MacKinnon produced a hilarious collection of videos of singing alpaca harvested from the Chinese web. The alpaca is a small Latin American camel that produces a fine light wool, but, it has to be said, is no great beauty. Why its sudden popularity among Chinese netizens? It helps to know that the phrase for alpaca, cao ni ma, literally translated as "grass mud horse", is only one tone away from sounding like "fuck your mother".

This is enough to make it the symbol of the moment for mutinous Chinese web users, and judging by the wide variety of alpaca videos on offer, there are a gratifying number of those. It's not often that I feel sorry for China's cyber police, but it must be tough to find an excuse to censor alpaca videos that doesn't make the police look as silly as the alpaca. (Not that ridiculous arrests are unknown in China: some Tibetan monks were detained for whitewashing a building that had once been used by an incarnation of the Dalai Lama. Whitewashing with subversive intent is as unconvincing a charge as unauthorised reincarnation, also against the law in China. Bodhisattva beware.)

MacKinnon also showed some irreverent responses to China Central Television's ill-judged celebration of the Lantern Festival, during which their overcharged fireworks set fire to the Mandarin Oriental Hotel, a futuristic building from the studio of Rem Koolhaas. The Mandarin, which was still under construction and is now a smoking ruin, was next to the CCTV headquarters building, which Beijing wags have christened "the underpants" for its resemblance to a pair of standing longjohns.
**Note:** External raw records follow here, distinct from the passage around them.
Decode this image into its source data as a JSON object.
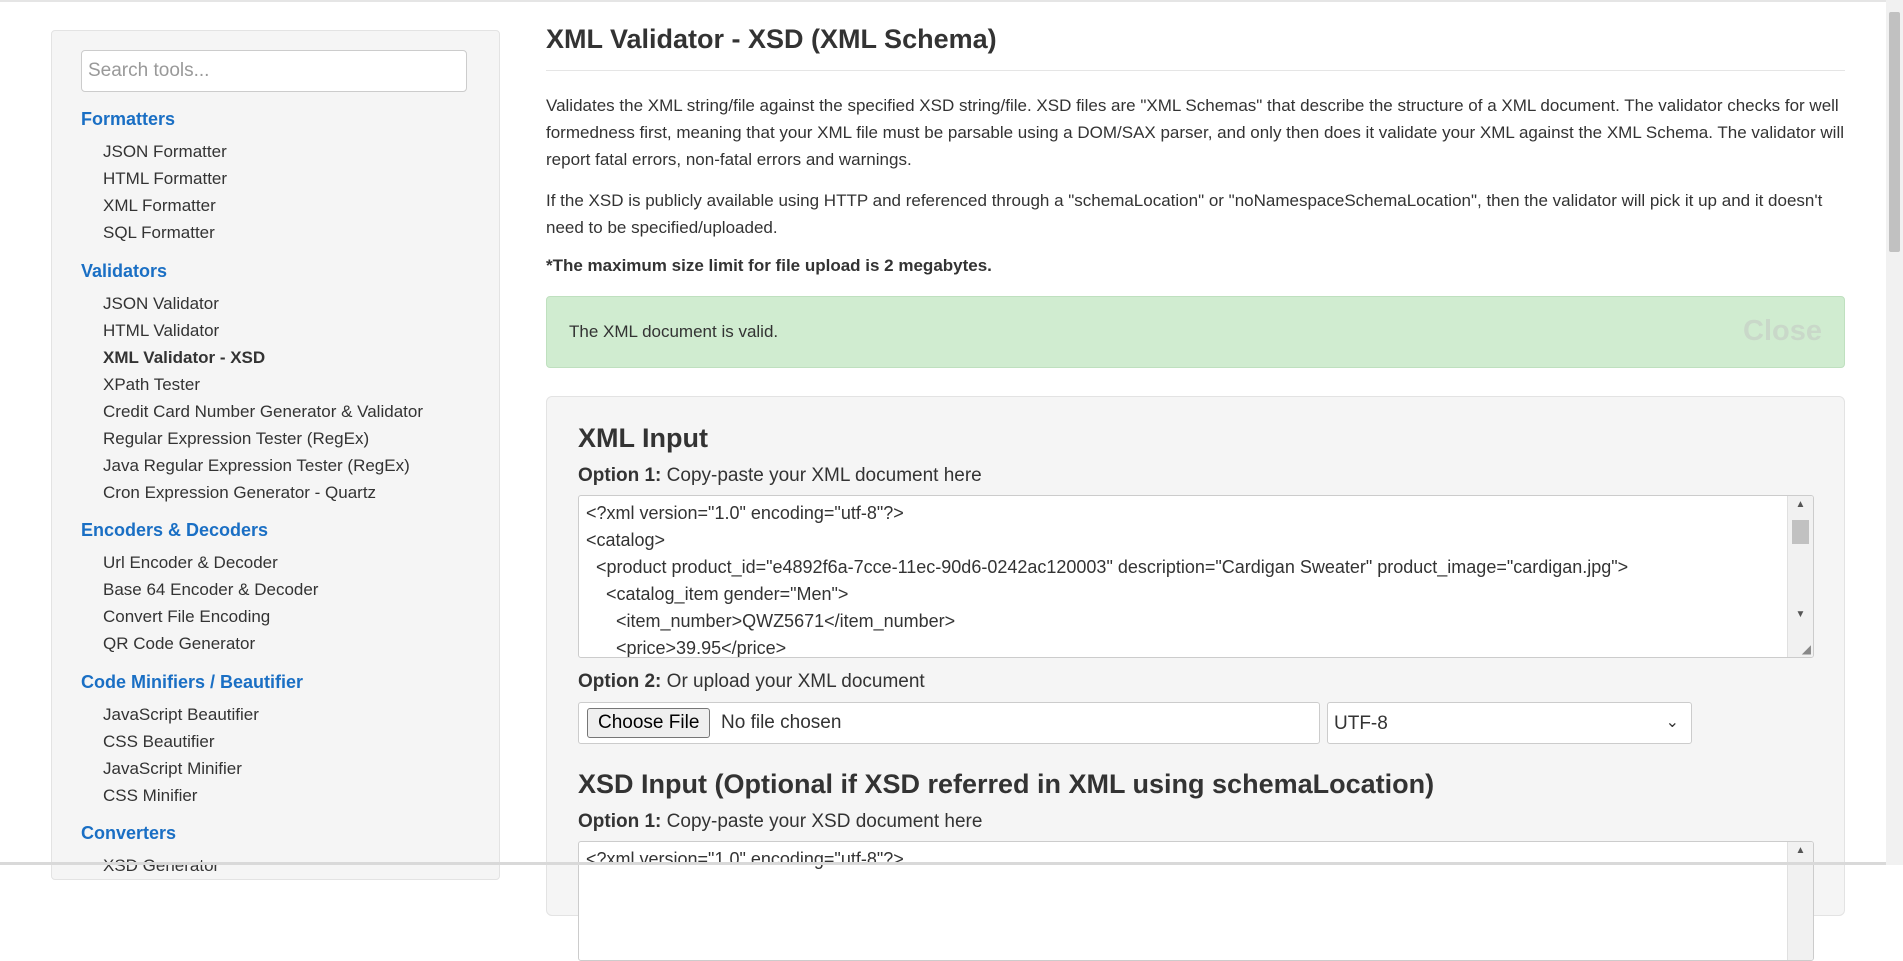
{
  "sidebar": {
    "search_placeholder": "Search tools...",
    "categories": [
      {
        "label": "Formatters",
        "items": [
          "JSON Formatter",
          "HTML Formatter",
          "XML Formatter",
          "SQL Formatter"
        ]
      },
      {
        "label": "Validators",
        "items": [
          "JSON Validator",
          "HTML Validator",
          "XML Validator - XSD",
          "XPath Tester",
          "Credit Card Number Generator & Validator",
          "Regular Expression Tester (RegEx)",
          "Java Regular Expression Tester (RegEx)",
          "Cron Expression Generator - Quartz"
        ]
      },
      {
        "label": "Encoders & Decoders",
        "items": [
          "Url Encoder & Decoder",
          "Base 64 Encoder & Decoder",
          "Convert File Encoding",
          "QR Code Generator"
        ]
      },
      {
        "label": "Code Minifiers / Beautifier",
        "items": [
          "JavaScript Beautifier",
          "CSS Beautifier",
          "JavaScript Minifier",
          "CSS Minifier"
        ]
      },
      {
        "label": "Converters",
        "items": [
          "XSD Generator"
        ]
      }
    ]
  },
  "main": {
    "title": "XML Validator - XSD (XML Schema)",
    "para1": "Validates the XML string/file against the specified XSD string/file. XSD files are \"XML Schemas\" that describe the structure of a XML document. The validator checks for well formedness first, meaning that your XML file must be parsable using a DOM/SAX parser, and only then does it validate your XML against the XML Schema. The validator will report fatal errors, non-fatal errors and warnings.",
    "para2": "If the XSD is publicly available using HTTP and referenced through a \"schemaLocation\" or \"noNamespaceSchemaLocation\", then the validator will pick it up and it doesn't need to be specified/uploaded.",
    "note": "*The maximum size limit for file upload is 2 megabytes.",
    "alert": {
      "text": "The XML document is valid.",
      "close": "Close"
    },
    "xml_input": {
      "title": "XML Input",
      "option1_label": "Option 1:",
      "option1_text": "Copy-paste your XML document here",
      "code_lines": [
        "<?xml version=\"1.0\" encoding=\"utf-8\"?>",
        "<catalog>",
        "  <product product_id=\"e4892f6a-7cce-11ec-90d6-0242ac120003\" description=\"Cardigan Sweater\" product_image=\"cardigan.jpg\">",
        "    <catalog_item gender=\"Men\">",
        "      <item_number>QWZ5671</item_number>",
        "      <price>39.95</price>"
      ],
      "option2_label": "Option 2:",
      "option2_text": "Or upload your XML document",
      "file_button": "Choose File",
      "file_status": "No file chosen",
      "encoding": "UTF-8"
    },
    "xsd_input": {
      "title": "XSD Input (Optional if XSD referred in XML using schemaLocation)",
      "option1_label": "Option 1:",
      "option1_text": "Copy-paste your XSD document here",
      "code_lines": [
        "<?xml version=\"1.0\" encoding=\"utf-8\"?>"
      ]
    }
  }
}
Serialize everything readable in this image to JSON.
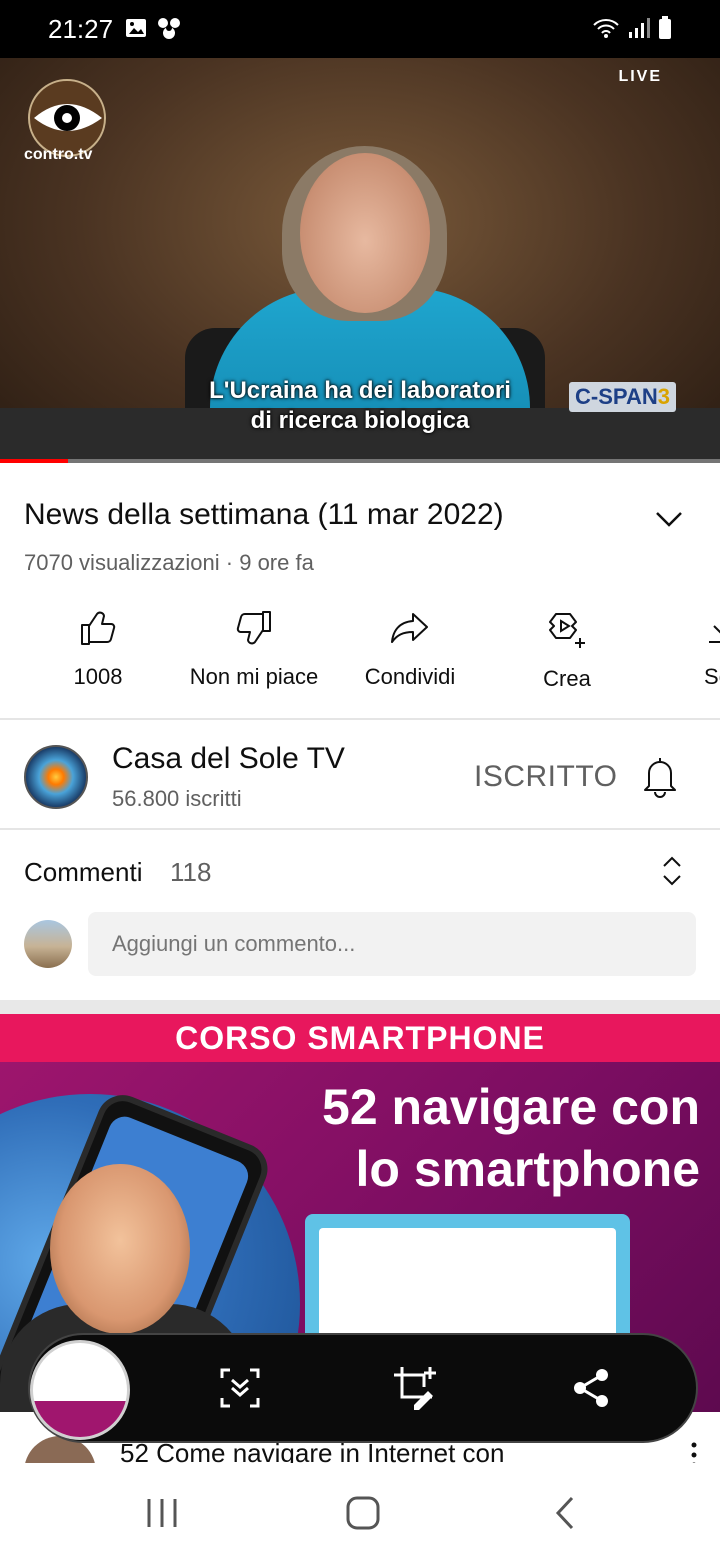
{
  "status_bar": {
    "time": "21:27"
  },
  "player": {
    "channel_logo_text": "contro.tv",
    "live_label": "LIVE",
    "subtitle_line1": "L'Ucraina ha dei laboratori",
    "subtitle_line2": "di ricerca biologica",
    "broadcaster_prefix": "C-SPAN",
    "broadcaster_suffix": "3",
    "progress_fraction": 0.095,
    "progress_color": "#ff0000"
  },
  "video": {
    "title": "News della settimana (11 mar 2022)",
    "meta": "7070 visualizzazioni · 9 ore fa"
  },
  "actions": [
    {
      "label": "1008",
      "icon": "thumb-up-icon"
    },
    {
      "label": "Non mi piace",
      "icon": "thumb-down-icon"
    },
    {
      "label": "Condividi",
      "icon": "share-icon"
    },
    {
      "label": "Crea",
      "icon": "create-icon"
    },
    {
      "label": "Sca",
      "icon": "download-icon"
    }
  ],
  "channel": {
    "name": "Casa del Sole TV",
    "subscribers": "56.800 iscritti",
    "subscribe_state": "ISCRITTO"
  },
  "comments": {
    "label": "Commenti",
    "count": "118",
    "placeholder": "Aggiungi un commento..."
  },
  "next_video": {
    "thumbnail_banner": "CORSO SMARTPHONE",
    "thumbnail_line1": "52 navigare con",
    "thumbnail_line2": "lo smartphone",
    "title": "52 Come navigare in Internet con"
  },
  "accent_color": "#ff0000"
}
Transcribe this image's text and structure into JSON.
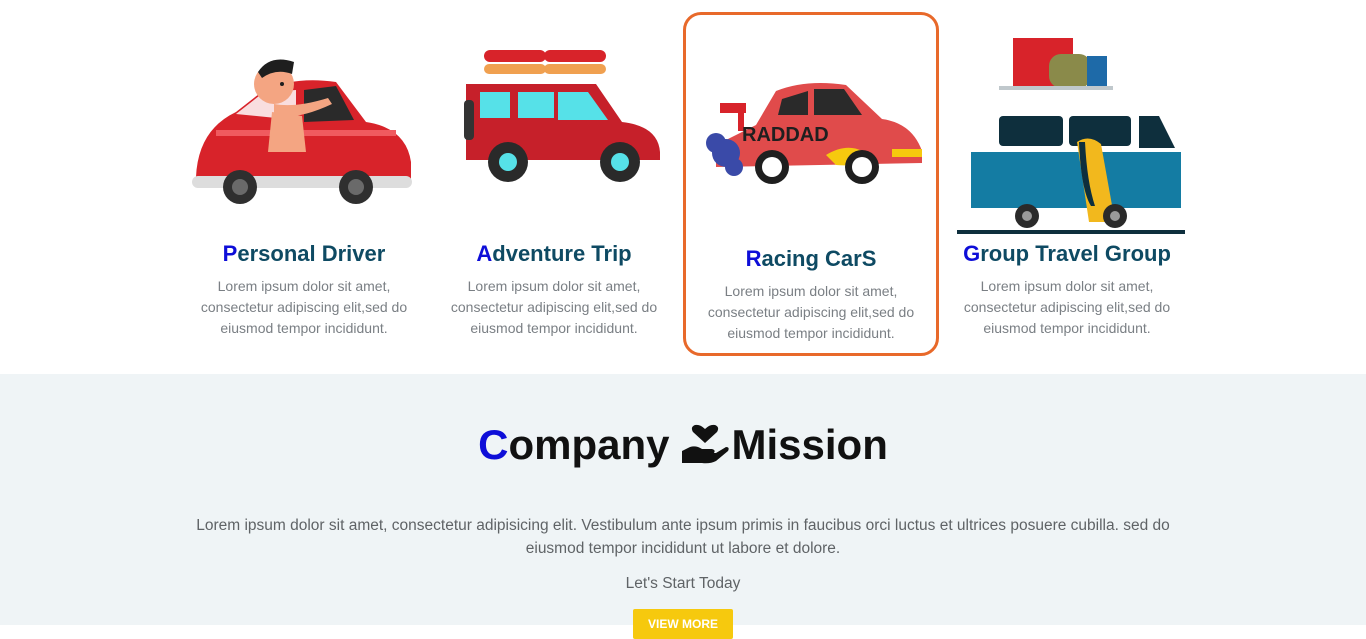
{
  "services": [
    {
      "first": "P",
      "rest": "ersonal Driver",
      "text": "Lorem ipsum dolor sit amet, consectetur adipiscing elit,sed do eiusmod tempor incididunt.",
      "icon": "red-car-driver-icon"
    },
    {
      "first": "A",
      "rest": "dventure Trip",
      "text": "Lorem ipsum dolor sit amet, consectetur adipiscing elit,sed do eiusmod tempor incididunt.",
      "icon": "jeep-with-kayaks-icon"
    },
    {
      "first": "R",
      "rest": "acing CarS",
      "text": "Lorem ipsum dolor sit amet, consectetur adipiscing elit,sed do eiusmod tempor incididunt.",
      "icon": "rad-dad-race-car-icon",
      "car_text": "RADDAD"
    },
    {
      "first": "G",
      "rest": "roup Travel Group",
      "text": "Lorem ipsum dolor sit amet, consectetur adipiscing elit,sed do eiusmod tempor incididunt.",
      "icon": "camper-van-icon"
    }
  ],
  "mission": {
    "title_first": "C",
    "title_rest": "ompany",
    "title_icon": "heart-in-hand-icon",
    "title_end": "Mission",
    "body": "Lorem ipsum dolor sit amet, consectetur adipisicing elit. Vestibulum ante ipsum primis in faucibus orci luctus et ultrices posuere cubilla. sed do eiusmod tempor incididunt ut labore et dolore.",
    "cta": "Let's Start Today",
    "button": "VIEW MORE"
  },
  "colors": {
    "accent": "#0e0ed8",
    "title": "#0e4a63",
    "active_border": "#e8692a",
    "button": "#f6c90e",
    "section_bg": "#eff4f6"
  }
}
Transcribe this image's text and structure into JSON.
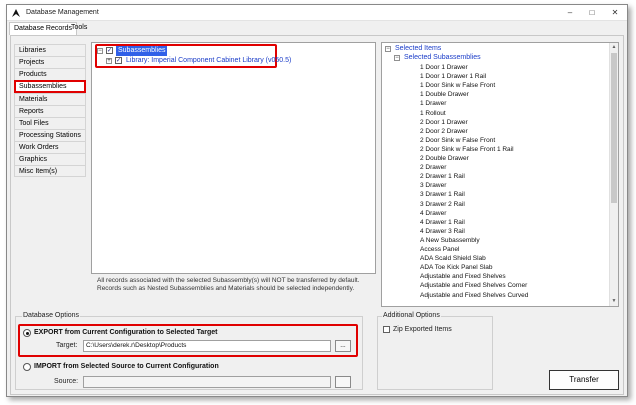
{
  "window": {
    "title": "Database Management",
    "controls": [
      "–",
      "□",
      "✕"
    ]
  },
  "tabs": [
    "Database Records",
    "Tools"
  ],
  "nav": {
    "items": [
      "Libraries",
      "Projects",
      "Products",
      "Subassemblies",
      "Materials",
      "Reports",
      "Tool Files",
      "Processing Stations",
      "Work Orders",
      "Graphics",
      "Misc Item(s)"
    ],
    "selected": "Subassemblies"
  },
  "tree": {
    "root_label": "Subassemblies",
    "child_label": "Library: Imperial Component Cabinet Library (v050.5)",
    "note": "All records associated with the selected Subassembly(s) will NOT be transferred by default. Records such as Nested Subassemblies and Materials should be selected independently."
  },
  "selected_items": {
    "header": "Selected Items",
    "group": "Selected Subassemblies",
    "items": [
      "1 Door 1 Drawer",
      "1 Door 1 Drawer 1 Rail",
      "1 Door Sink w False Front",
      "1 Double Drawer",
      "1 Drawer",
      "1 Rollout",
      "2 Door 1 Drawer",
      "2 Door 2 Drawer",
      "2 Door Sink w False Front",
      "2 Door Sink w False Front 1 Rail",
      "2 Double Drawer",
      "2 Drawer",
      "2 Drawer 1 Rail",
      "3 Drawer",
      "3 Drawer 1 Rail",
      "3 Drawer 2 Rail",
      "4 Drawer",
      "4 Drawer 1 Rail",
      "4 Drawer 3 Rail",
      "A New Subassembly",
      "Access Panel",
      "ADA Scald Shield Slab",
      "ADA Toe Kick Panel Slab",
      "Adjustable and Fixed Shelves",
      "Adjustable and Fixed Shelves Corner",
      "Adjustable and Fixed Shelves Curved"
    ]
  },
  "database_options": {
    "label": "Database Options",
    "export_label": "EXPORT from Current Configuration to Selected Target",
    "target_label": "Target:",
    "target_value": "C:\\Users\\derek.r\\Desktop\\Products",
    "import_label": "IMPORT from Selected Source to Current Configuration",
    "source_label": "Source:",
    "source_value": "",
    "browse": "..."
  },
  "additional_options": {
    "label": "Additional Options",
    "zip_label": "Zip Exported Items"
  },
  "transfer_label": "Transfer",
  "colors": {
    "highlight_red": "#e00000",
    "selection_blue": "#3060e8",
    "tree_text_blue": "#1a3cc8"
  }
}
CCTV, meanwhile, having created this spectacular event, barely covered it, no doubt in deference to state instructions to bury the blaze. Like the Olympics-related disasters of last year, this is one bad omen Beijing would prefer not to publicise.

Back to New York on Friday to hear Hillary Clinton make her first foreign policy speech to the Asia Society elite at their plush Upper East Side premises. The society's departing chairman, Dick Holbrooke, who lusted for years after what is now Clinton's portfolio, has become Obama's man with the brief to fix Afghanistan and Pakistan, a thankless task which he has taken on with apparent enthusiasm. The secretary of state, meanwhile, keen to make some impact in the new job, was Asia-bound and this was her first public statement of what the world could expect from the new administration.

As the Asia Society is among those elite institutions suffering from diminishing endowments and shrinking donations in these hard times, the excitement of hosting Hillary engendered a certain amount of inner-circle ticket jostling. There was an impressive display of cosmetic surgery and some alarming helmet hair in the audience; Hillary herself, dressed in a bright scarlet jacket and black trousers, was refreshingly free of both.

The verdict on content was favourable, and not only because Clinton name-checked the Asia Society's recent road map on climate co-operation with China. She repeated the "smart power" formulation that promises less brute force and more persuasion than had been the case under the previous regime, and promised constructive relations with the rest of the world, including an offer of normalisation with North Korea in exchange for that regime's abandoning its nuclear programme. Though this is not the job she really wanted, Clinton handled questions with impressive knowledge and confidence. On the home front, she said, it was time that the US stopped turning its back on the future and remembered that it was meant to be the country that could fix things. Hear, hear.

Isabel Hilton is editor of